The raid, which resulted in the biggest kidnapping so far in a region under attack by Islamic extremists, happened on Saturday night in a rural part of Bauchi state.
Before the raid, there was an attack on the local police station and prison, where two police trucks were blown up, in the town of Jama'are, some 125 miles (200km) north of the state capital, Bauchi.
Next, they targeted a workers' camp for the Lebanese construction company Setraco, which is building a road, said Bauchi state police spokesman Hassan Muhammed. The gunmen shot dead a security guard before kidnapping the foreign workers, he added.

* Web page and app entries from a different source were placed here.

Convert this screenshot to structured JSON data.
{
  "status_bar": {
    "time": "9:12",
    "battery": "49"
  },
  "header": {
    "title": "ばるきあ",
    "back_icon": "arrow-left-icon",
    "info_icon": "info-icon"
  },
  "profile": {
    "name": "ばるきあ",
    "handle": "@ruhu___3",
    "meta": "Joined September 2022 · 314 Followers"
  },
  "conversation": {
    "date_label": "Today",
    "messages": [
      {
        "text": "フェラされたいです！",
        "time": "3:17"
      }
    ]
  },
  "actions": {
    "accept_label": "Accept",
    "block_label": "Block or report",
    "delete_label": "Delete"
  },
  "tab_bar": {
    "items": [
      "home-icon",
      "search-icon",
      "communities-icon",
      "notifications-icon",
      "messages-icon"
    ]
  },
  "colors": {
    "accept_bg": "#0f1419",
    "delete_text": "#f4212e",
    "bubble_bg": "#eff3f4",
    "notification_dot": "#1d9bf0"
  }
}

Adamu Aliyu, the chairman of the local government, identified those kidnapped as one British citizen, one Greek, one Italian and four Lebanese.
Britain's Foreign Office said it was looking into reports that a UK national had been siezed.
The state capital has itself been attacked several times by Boko Haram. The Islamic sect believes politics in northern Nigeria have been seized by a group of corrupt, false Muslims.
It wants to wage war against them, and the Federal Republic of Nigeria generally, to create a "pure" Islamic state ruled by sharia law.
Earlier this month, nine polio vaccinators were shot dead at two health centres in northern Nigeria.
Some Nigerian Muslim leaders have previously opposed polio vaccinations, claiming they cause infertility.
The BBC's security correspondent Gordon Corera says Boko Haram has emerged as one of the most prolific militant groups in West Africa, carrying out a large number of low-level attacks but also some more sophisticated attacks.
The sect is blamed for killing at least 729 people in 2012 alone, according to Associated Press.
Gunmen who authorities say have links to Boko Haram also kidnapped an Italian and a British man last year in northern Kebbi state. The gunmen were later killed during a rescue operation by Nigerian soldiers backed up by British special forces. The sect later denied taking part in the abduction.
Commercial activities in the northern trade hub of Kano are down 50 percent since 2010 because of the violence waged by Boko Haram, and government efforts to curb it, says the Kano traders' union.
"The north is losing heavily due to the violence. When you destabilise Kano, which is the commercial nerve centre of the north, you are threatening the socioeconomic well-being of the north," Nigeria's Information Minister Labaran Maku told reporters.
So far, no one has claimed responsibility for the attack.